▸ **ASSIGNMENT**: Retype the data exactly, skipping any picture in it.

▸ **EXERCISE DATA**:
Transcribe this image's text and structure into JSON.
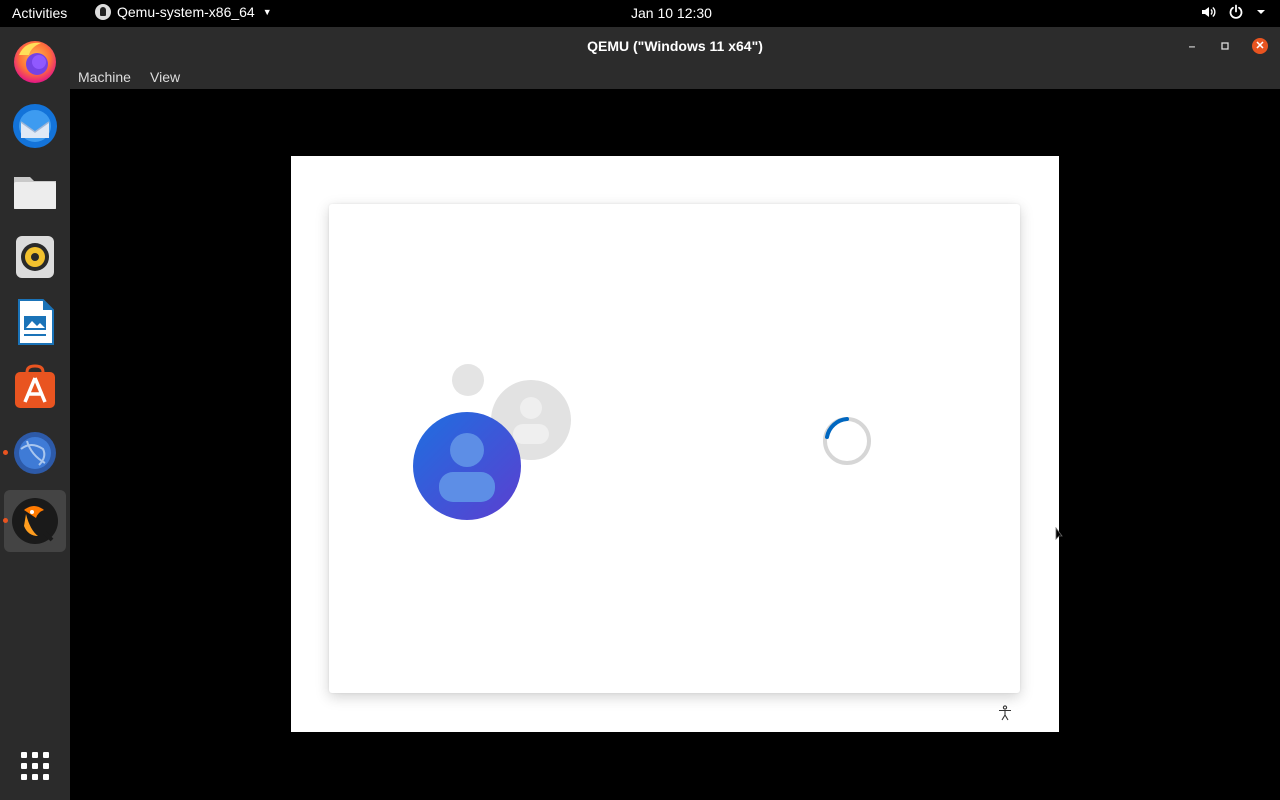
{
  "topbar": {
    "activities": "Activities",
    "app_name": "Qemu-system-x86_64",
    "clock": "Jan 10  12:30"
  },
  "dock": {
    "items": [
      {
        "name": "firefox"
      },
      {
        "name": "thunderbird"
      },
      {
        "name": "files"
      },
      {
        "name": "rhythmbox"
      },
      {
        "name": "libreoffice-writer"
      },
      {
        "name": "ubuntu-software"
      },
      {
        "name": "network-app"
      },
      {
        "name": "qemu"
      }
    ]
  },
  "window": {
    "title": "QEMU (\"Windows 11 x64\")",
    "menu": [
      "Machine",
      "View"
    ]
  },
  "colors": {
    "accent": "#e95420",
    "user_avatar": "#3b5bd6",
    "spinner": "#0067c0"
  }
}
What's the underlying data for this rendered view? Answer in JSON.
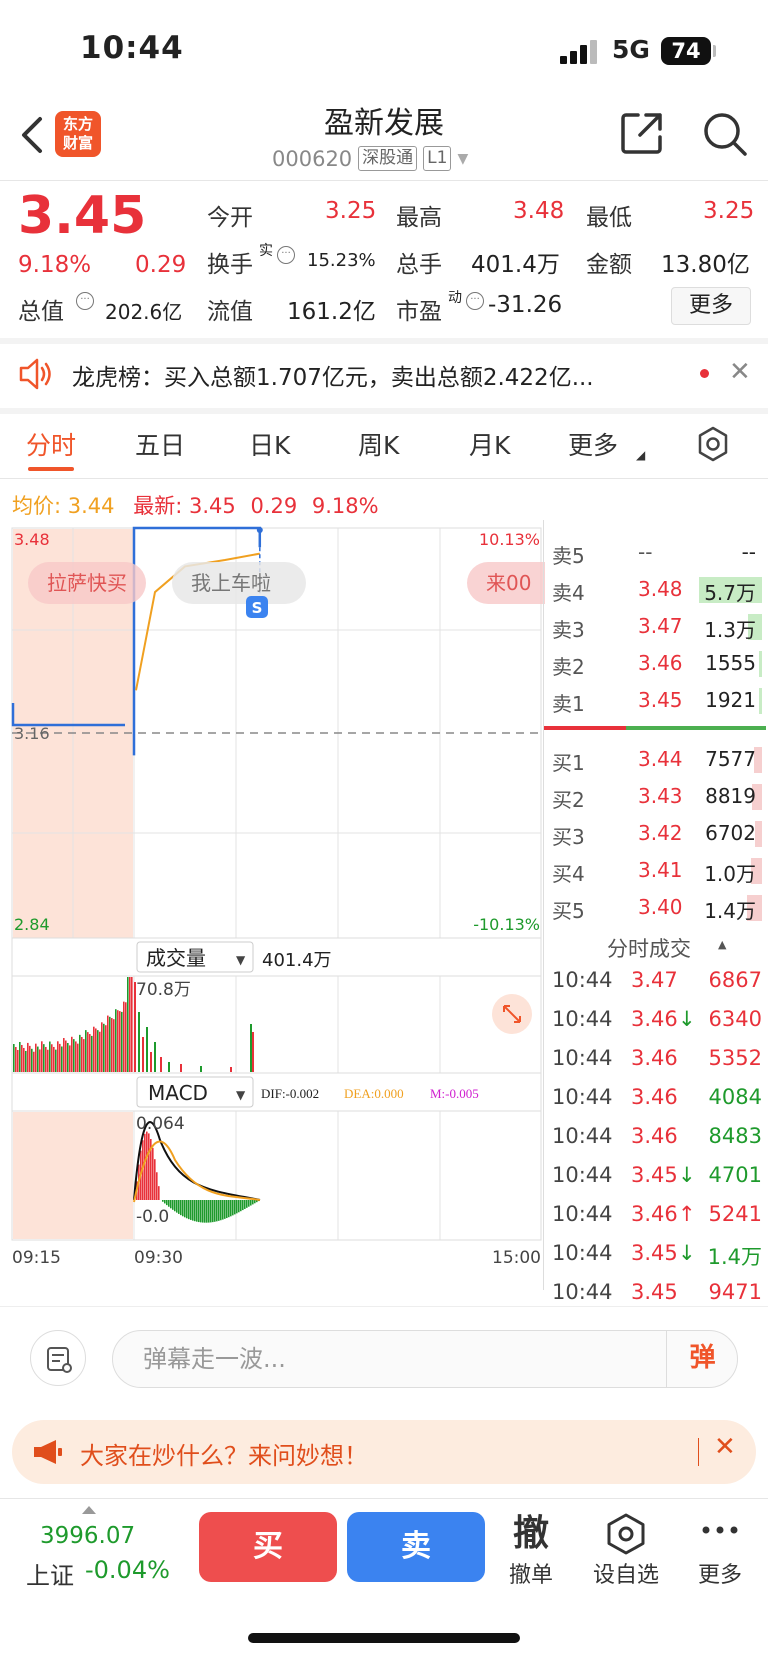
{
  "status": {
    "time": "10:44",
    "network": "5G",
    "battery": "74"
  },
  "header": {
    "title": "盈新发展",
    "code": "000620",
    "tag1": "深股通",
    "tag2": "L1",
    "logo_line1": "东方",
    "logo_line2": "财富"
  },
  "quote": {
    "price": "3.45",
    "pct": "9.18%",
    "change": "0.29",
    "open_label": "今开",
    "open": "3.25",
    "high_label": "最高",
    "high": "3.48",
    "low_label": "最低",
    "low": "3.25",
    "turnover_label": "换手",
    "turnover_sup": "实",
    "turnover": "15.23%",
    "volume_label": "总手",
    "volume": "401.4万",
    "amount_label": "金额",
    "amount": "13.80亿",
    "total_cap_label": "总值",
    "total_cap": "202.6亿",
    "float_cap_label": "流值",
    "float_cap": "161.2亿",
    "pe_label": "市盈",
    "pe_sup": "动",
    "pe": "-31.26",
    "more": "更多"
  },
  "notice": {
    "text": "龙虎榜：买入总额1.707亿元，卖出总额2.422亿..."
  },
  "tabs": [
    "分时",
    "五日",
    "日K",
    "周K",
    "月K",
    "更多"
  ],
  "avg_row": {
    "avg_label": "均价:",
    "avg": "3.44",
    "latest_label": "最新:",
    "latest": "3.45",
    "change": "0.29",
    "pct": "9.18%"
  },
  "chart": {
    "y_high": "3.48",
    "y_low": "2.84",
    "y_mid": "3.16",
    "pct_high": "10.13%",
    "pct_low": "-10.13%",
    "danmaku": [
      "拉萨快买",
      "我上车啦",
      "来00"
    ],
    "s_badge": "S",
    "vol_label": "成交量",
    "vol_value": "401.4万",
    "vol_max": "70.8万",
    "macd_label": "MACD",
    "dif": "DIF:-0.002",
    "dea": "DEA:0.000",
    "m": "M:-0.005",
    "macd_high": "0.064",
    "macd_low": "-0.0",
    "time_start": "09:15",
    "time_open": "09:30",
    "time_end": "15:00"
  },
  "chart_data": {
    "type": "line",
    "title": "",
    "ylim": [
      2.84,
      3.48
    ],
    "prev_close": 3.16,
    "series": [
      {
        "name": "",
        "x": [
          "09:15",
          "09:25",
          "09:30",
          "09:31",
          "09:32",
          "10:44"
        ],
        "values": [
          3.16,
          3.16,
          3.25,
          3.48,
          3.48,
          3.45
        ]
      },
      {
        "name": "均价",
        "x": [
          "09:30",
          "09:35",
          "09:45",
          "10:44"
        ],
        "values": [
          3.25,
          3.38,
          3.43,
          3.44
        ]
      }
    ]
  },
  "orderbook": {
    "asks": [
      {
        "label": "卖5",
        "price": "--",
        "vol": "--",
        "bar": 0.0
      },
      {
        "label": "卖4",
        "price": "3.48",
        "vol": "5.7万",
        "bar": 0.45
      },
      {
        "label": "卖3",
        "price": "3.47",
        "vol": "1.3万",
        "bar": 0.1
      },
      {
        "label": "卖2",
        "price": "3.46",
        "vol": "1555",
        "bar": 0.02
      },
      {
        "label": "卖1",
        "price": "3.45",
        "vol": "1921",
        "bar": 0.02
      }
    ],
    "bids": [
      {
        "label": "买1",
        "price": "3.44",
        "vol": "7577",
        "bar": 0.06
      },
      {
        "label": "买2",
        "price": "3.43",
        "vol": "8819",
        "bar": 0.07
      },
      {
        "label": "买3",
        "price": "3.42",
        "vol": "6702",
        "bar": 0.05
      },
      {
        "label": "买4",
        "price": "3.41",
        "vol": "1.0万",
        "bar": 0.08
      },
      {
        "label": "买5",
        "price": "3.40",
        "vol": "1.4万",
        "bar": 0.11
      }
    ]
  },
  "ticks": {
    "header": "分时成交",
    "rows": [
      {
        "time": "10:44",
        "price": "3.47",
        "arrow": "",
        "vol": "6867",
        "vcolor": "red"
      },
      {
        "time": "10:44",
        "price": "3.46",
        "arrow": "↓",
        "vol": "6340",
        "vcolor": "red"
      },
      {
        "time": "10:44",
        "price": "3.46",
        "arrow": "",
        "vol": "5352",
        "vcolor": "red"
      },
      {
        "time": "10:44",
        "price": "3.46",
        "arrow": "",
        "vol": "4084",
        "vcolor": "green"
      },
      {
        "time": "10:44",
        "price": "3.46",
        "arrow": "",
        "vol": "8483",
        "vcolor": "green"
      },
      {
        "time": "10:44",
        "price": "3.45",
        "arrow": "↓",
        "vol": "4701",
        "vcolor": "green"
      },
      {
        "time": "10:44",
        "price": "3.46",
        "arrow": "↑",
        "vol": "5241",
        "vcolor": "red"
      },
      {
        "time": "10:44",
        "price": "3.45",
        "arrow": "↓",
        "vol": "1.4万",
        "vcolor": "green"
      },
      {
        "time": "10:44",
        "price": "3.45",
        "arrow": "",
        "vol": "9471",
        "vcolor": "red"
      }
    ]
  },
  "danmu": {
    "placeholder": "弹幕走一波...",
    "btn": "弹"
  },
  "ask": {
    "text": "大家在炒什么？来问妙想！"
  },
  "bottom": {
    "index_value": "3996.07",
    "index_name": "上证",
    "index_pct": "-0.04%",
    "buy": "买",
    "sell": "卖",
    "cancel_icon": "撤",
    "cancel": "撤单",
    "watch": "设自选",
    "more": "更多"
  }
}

▸ **ANSWER SPACE**:
Transcribe this image's text and structure into JSON.
{
  "topbar": {
    "activities": "Activities",
    "app_name": "Qemu-system-x86_64",
    "clock": "Jan 10  12:30"
  },
  "dock": {
    "items": [
      {
        "name": "firefox"
      },
      {
        "name": "thunderbird"
      },
      {
        "name": "files"
      },
      {
        "name": "rhythmbox"
      },
      {
        "name": "libreoffice-writer"
      },
      {
        "name": "ubuntu-software"
      },
      {
        "name": "network-app"
      },
      {
        "name": "qemu"
      }
    ]
  },
  "window": {
    "title": "QEMU (\"Windows 11 x64\")",
    "menu": [
      "Machine",
      "View"
    ]
  },
  "colors": {
    "accent": "#e95420",
    "user_avatar": "#3b5bd6",
    "spinner": "#0067c0"
  }
}
What's the underlying data for this rendered view? Answer in JSON.
{
  "status": {
    "time": "10:44",
    "network": "5G",
    "battery": "74"
  },
  "header": {
    "title": "盈新发展",
    "code": "000620",
    "tag1": "深股通",
    "tag2": "L1",
    "logo_line1": "东方",
    "logo_line2": "财富"
  },
  "quote": {
    "price": "3.45",
    "pct": "9.18%",
    "change": "0.29",
    "open_label": "今开",
    "open": "3.25",
    "high_label": "最高",
    "high": "3.48",
    "low_label": "最低",
    "low": "3.25",
    "turnover_label": "换手",
    "turnover_sup": "实",
    "turnover": "15.23%",
    "volume_label": "总手",
    "volume": "401.4万",
    "amount_label": "金额",
    "amount": "13.80亿",
    "total_cap_label": "总值",
    "total_cap": "202.6亿",
    "float_cap_label": "流值",
    "float_cap": "161.2亿",
    "pe_label": "市盈",
    "pe_sup": "动",
    "pe": "-31.26",
    "more": "更多"
  },
  "notice": {
    "text": "龙虎榜：买入总额1.707亿元，卖出总额2.422亿..."
  },
  "tabs": [
    "分时",
    "五日",
    "日K",
    "周K",
    "月K",
    "更多"
  ],
  "avg_row": {
    "avg_label": "均价:",
    "avg": "3.44",
    "latest_label": "最新:",
    "latest": "3.45",
    "change": "0.29",
    "pct": "9.18%"
  },
  "chart": {
    "y_high": "3.48",
    "y_low": "2.84",
    "y_mid": "3.16",
    "pct_high": "10.13%",
    "pct_low": "-10.13%",
    "danmaku": [
      "拉萨快买",
      "我上车啦",
      "来00"
    ],
    "s_badge": "S",
    "vol_label": "成交量",
    "vol_value": "401.4万",
    "vol_max": "70.8万",
    "macd_label": "MACD",
    "dif": "DIF:-0.002",
    "dea": "DEA:0.000",
    "m": "M:-0.005",
    "macd_high": "0.064",
    "macd_low": "-0.0",
    "time_start": "09:15",
    "time_open": "09:30",
    "time_end": "15:00"
  },
  "chart_data": {
    "type": "line",
    "title": "",
    "ylim": [
      2.84,
      3.48
    ],
    "prev_close": 3.16,
    "series": [
      {
        "name": "",
        "x": [
          "09:15",
          "09:25",
          "09:30",
          "09:31",
          "09:32",
          "10:44"
        ],
        "values": [
          3.16,
          3.16,
          3.25,
          3.48,
          3.48,
          3.45
        ]
      },
      {
        "name": "均价",
        "x": [
          "09:30",
          "09:35",
          "09:45",
          "10:44"
        ],
        "values": [
          3.25,
          3.38,
          3.43,
          3.44
        ]
      }
    ]
  },
  "orderbook": {
    "asks": [
      {
        "label": "卖5",
        "price": "--",
        "vol": "--",
        "bar": 0.0
      },
      {
        "label": "卖4",
        "price": "3.48",
        "vol": "5.7万",
        "bar": 0.45
      },
      {
        "label": "卖3",
        "price": "3.47",
        "vol": "1.3万",
        "bar": 0.1
      },
      {
        "label": "卖2",
        "price": "3.46",
        "vol": "1555",
        "bar": 0.02
      },
      {
        "label": "卖1",
        "price": "3.45",
        "vol": "1921",
        "bar": 0.02
      }
    ],
    "bids": [
      {
        "label": "买1",
        "price": "3.44",
        "vol": "7577",
        "bar": 0.06
      },
      {
        "label": "买2",
        "price": "3.43",
        "vol": "8819",
        "bar": 0.07
      },
      {
        "label": "买3",
        "price": "3.42",
        "vol": "6702",
        "bar": 0.05
      },
      {
        "label": "买4",
        "price": "3.41",
        "vol": "1.0万",
        "bar": 0.08
      },
      {
        "label": "买5",
        "price": "3.40",
        "vol": "1.4万",
        "bar": 0.11
      }
    ]
  },
  "ticks": {
    "header": "分时成交",
    "rows": [
      {
        "time": "10:44",
        "price": "3.47",
        "arrow": "",
        "vol": "6867",
        "vcolor": "red"
      },
      {
        "time": "10:44",
        "price": "3.46",
        "arrow": "↓",
        "vol": "6340",
        "vcolor": "red"
      },
      {
        "time": "10:44",
        "price": "3.46",
        "arrow": "",
        "vol": "5352",
        "vcolor": "red"
      },
      {
        "time": "10:44",
        "price": "3.46",
        "arrow": "",
        "vol": "4084",
        "vcolor": "green"
      },
      {
        "time": "10:44",
        "price": "3.46",
        "arrow": "",
        "vol": "8483",
        "vcolor": "green"
      },
      {
        "time": "10:44",
        "price": "3.45",
        "arrow": "↓",
        "vol": "4701",
        "vcolor": "green"
      },
      {
        "time": "10:44",
        "price": "3.46",
        "arrow": "↑",
        "vol": "5241",
        "vcolor": "red"
      },
      {
        "time": "10:44",
        "price": "3.45",
        "arrow": "↓",
        "vol": "1.4万",
        "vcolor": "green"
      },
      {
        "time": "10:44",
        "price": "3.45",
        "arrow": "",
        "vol": "9471",
        "vcolor": "red"
      }
    ]
  },
  "danmu": {
    "placeholder": "弹幕走一波...",
    "btn": "弹"
  },
  "ask": {
    "text": "大家在炒什么？来问妙想！"
  },
  "bottom": {
    "index_value": "3996.07",
    "index_name": "上证",
    "index_pct": "-0.04%",
    "buy": "买",
    "sell": "卖",
    "cancel_icon": "撤",
    "cancel": "撤单",
    "watch": "设自选",
    "more": "更多"
  }
}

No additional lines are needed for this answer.